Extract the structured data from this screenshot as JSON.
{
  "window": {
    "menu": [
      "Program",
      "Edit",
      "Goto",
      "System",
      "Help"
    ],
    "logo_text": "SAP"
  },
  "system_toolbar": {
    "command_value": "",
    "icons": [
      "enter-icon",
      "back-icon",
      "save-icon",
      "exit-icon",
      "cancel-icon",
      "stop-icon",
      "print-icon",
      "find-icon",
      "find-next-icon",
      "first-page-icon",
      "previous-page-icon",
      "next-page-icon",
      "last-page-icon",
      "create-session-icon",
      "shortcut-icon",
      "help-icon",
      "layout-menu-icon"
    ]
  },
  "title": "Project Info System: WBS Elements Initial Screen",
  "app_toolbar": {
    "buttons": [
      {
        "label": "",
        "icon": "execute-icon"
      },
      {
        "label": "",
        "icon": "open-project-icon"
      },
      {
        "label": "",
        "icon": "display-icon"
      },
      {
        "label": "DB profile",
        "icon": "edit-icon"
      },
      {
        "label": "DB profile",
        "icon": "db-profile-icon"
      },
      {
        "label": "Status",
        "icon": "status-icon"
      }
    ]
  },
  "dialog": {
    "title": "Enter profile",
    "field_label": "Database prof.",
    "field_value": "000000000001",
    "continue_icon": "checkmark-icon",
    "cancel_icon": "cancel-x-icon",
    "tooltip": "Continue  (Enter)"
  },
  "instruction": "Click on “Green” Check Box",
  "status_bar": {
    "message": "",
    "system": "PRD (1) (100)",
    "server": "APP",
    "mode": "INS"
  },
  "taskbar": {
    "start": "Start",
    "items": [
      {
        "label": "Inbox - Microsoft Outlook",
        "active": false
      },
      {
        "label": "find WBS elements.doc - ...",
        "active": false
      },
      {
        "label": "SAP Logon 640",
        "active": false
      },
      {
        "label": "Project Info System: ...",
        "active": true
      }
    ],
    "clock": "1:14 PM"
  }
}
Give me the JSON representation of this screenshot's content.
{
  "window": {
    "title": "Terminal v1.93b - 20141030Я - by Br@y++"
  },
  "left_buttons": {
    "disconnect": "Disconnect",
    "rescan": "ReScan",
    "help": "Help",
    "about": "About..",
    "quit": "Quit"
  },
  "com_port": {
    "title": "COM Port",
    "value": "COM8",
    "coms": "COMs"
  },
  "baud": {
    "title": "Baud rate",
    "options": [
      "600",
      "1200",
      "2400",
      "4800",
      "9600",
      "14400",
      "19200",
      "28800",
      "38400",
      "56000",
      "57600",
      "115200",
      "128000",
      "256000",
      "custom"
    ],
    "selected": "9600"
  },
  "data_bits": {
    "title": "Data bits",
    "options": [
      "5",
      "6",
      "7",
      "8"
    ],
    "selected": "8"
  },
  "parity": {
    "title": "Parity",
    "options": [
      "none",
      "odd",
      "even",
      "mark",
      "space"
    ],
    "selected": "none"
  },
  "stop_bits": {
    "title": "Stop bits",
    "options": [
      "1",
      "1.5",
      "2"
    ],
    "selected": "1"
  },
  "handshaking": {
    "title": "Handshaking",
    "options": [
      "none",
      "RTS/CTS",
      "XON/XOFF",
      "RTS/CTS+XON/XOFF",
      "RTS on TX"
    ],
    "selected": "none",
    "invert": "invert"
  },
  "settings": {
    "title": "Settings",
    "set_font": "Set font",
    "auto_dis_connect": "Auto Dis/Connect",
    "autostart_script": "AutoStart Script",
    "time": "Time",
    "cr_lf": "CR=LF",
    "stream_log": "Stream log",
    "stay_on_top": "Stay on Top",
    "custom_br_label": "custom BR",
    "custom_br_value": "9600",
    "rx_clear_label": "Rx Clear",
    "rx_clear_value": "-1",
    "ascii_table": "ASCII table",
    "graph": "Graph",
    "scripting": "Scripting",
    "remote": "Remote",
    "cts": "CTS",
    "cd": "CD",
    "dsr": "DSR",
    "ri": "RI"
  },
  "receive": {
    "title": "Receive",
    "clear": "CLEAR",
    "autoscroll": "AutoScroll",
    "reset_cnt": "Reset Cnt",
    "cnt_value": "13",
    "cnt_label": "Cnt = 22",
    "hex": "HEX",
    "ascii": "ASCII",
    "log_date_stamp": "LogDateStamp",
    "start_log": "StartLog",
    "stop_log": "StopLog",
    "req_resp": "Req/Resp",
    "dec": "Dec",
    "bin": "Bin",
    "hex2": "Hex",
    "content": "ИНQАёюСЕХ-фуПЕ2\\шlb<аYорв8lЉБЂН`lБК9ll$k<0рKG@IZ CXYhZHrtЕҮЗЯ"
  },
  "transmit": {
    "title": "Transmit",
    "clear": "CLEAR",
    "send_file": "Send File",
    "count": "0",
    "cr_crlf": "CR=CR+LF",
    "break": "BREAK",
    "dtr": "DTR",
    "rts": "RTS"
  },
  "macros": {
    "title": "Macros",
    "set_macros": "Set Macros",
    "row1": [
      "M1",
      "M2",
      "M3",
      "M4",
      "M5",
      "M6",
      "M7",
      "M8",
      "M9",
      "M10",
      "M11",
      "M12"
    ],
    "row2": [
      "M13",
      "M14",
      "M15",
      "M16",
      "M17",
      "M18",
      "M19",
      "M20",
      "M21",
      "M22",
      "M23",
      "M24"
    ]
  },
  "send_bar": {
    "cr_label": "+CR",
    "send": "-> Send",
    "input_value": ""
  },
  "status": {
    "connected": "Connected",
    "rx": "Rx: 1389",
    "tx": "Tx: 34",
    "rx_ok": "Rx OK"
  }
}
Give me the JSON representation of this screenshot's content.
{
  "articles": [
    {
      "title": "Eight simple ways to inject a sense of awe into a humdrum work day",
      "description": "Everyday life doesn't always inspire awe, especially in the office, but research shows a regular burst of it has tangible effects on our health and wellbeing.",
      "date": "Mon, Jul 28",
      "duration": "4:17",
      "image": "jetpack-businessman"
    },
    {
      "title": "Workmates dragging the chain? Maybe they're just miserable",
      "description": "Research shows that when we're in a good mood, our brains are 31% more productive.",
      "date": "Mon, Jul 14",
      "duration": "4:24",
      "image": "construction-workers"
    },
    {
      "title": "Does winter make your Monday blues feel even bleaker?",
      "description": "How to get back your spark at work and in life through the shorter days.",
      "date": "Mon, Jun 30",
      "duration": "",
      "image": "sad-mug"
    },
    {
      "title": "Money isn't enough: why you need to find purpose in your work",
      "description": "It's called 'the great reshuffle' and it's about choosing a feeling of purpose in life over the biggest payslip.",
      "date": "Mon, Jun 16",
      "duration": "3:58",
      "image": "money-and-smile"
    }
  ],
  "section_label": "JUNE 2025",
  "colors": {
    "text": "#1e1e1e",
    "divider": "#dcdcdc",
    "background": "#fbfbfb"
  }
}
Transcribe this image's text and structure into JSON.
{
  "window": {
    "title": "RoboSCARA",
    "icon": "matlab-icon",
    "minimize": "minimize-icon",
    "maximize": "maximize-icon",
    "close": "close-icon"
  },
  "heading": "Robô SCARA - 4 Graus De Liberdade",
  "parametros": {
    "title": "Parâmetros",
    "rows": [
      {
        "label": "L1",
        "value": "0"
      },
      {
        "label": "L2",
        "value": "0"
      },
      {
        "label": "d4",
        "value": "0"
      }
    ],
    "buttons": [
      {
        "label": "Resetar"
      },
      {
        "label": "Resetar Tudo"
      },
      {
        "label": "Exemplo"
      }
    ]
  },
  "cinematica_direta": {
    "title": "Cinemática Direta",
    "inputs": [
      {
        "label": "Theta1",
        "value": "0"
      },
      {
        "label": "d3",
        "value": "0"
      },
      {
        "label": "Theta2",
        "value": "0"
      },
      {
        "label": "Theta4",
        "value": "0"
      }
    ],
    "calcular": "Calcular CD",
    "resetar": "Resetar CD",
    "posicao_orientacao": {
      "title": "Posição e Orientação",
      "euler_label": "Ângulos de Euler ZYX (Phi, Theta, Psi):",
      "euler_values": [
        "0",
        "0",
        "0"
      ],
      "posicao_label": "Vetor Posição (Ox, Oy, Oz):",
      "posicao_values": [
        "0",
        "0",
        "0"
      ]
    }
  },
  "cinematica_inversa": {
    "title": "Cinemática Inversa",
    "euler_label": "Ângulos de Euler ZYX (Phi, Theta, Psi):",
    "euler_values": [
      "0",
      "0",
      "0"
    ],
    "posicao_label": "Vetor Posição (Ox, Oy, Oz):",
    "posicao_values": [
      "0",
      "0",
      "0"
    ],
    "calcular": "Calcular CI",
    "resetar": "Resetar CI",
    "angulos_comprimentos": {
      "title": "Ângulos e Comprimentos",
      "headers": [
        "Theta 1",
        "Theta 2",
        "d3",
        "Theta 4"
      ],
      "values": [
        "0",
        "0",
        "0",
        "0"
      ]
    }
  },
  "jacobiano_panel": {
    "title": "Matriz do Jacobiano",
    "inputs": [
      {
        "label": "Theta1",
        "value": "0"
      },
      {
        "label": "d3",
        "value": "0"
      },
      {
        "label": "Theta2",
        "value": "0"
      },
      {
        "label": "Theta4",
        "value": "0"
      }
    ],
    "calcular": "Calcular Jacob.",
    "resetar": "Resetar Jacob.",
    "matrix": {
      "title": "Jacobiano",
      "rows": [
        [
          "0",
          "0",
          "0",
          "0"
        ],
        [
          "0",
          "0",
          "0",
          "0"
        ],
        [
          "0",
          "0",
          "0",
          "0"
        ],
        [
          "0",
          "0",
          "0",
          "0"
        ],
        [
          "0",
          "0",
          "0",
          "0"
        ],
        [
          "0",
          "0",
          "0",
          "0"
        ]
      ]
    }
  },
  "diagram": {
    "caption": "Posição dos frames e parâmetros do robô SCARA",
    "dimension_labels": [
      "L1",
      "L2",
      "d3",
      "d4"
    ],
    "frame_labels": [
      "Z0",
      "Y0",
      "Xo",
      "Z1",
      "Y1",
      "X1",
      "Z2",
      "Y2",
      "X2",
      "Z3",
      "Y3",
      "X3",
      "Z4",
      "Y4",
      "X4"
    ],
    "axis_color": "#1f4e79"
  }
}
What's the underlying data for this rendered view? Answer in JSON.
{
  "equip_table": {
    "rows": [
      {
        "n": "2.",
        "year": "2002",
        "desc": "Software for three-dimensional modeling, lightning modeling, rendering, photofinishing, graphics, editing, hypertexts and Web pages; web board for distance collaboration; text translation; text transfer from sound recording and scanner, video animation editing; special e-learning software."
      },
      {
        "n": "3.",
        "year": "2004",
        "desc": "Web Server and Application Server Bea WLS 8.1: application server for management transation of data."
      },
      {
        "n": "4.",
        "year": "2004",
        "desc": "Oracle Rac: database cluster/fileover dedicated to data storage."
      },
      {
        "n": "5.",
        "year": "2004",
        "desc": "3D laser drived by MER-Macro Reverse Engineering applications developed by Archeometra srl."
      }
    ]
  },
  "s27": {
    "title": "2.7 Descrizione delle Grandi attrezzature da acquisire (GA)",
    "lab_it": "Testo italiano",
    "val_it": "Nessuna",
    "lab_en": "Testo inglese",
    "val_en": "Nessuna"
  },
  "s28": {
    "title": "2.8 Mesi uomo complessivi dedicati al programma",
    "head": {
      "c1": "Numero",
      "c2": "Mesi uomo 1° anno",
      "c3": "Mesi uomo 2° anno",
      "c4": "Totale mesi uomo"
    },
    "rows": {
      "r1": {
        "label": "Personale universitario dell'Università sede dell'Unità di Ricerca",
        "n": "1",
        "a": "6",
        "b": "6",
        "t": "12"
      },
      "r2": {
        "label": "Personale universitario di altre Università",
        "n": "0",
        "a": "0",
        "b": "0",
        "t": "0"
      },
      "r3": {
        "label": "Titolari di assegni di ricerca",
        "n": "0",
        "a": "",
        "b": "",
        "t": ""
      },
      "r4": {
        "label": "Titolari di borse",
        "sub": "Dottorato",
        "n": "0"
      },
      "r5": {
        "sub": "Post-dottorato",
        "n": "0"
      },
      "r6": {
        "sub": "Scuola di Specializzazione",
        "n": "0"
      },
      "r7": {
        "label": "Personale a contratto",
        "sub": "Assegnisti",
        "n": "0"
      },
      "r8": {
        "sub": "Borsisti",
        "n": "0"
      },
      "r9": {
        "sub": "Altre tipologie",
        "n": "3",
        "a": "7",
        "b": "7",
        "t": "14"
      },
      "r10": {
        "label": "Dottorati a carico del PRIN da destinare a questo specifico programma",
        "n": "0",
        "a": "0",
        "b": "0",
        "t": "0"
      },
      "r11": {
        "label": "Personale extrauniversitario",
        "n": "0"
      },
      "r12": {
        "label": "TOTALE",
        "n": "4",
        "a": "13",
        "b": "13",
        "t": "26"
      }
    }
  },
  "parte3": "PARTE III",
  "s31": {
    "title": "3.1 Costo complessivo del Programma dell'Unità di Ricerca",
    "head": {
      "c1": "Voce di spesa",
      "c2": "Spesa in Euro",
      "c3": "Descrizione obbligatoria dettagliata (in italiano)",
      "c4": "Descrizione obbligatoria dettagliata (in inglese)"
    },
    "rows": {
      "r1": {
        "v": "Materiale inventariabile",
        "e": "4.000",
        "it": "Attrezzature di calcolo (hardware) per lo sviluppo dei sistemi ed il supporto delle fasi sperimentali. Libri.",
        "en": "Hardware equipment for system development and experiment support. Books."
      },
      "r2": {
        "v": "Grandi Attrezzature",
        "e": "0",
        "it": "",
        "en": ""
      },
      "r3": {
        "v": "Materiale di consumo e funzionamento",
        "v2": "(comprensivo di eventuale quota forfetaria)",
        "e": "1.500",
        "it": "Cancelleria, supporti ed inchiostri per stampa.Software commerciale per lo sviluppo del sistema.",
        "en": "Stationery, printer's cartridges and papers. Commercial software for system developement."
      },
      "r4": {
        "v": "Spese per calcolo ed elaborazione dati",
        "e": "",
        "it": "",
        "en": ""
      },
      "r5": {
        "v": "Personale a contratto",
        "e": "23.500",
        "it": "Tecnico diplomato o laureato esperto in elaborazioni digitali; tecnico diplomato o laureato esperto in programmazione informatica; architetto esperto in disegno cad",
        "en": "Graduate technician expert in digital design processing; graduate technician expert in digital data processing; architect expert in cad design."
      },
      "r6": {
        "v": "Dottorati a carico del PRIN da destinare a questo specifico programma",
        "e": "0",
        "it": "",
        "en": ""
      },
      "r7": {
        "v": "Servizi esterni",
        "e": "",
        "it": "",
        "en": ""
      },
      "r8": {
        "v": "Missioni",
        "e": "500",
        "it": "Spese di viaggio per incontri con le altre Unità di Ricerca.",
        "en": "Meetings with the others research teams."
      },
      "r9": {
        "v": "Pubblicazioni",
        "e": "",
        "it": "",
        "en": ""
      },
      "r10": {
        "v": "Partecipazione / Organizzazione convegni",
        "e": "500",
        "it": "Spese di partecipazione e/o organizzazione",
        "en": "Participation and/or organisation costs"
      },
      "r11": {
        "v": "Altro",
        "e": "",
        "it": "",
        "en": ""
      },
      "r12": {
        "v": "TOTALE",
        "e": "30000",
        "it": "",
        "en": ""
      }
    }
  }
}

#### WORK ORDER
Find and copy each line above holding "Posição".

#### ANSWER TO THE PROBLEM
      "title": "Posição e Orientação",
      "posicao_label": "Vetor Posição (Ox, Oy, Oz):",
    "posicao_label": "Vetor Posição (Ox, Oy, Oz):",
    "caption": "Posição dos frames e parâmetros do robô SCARA",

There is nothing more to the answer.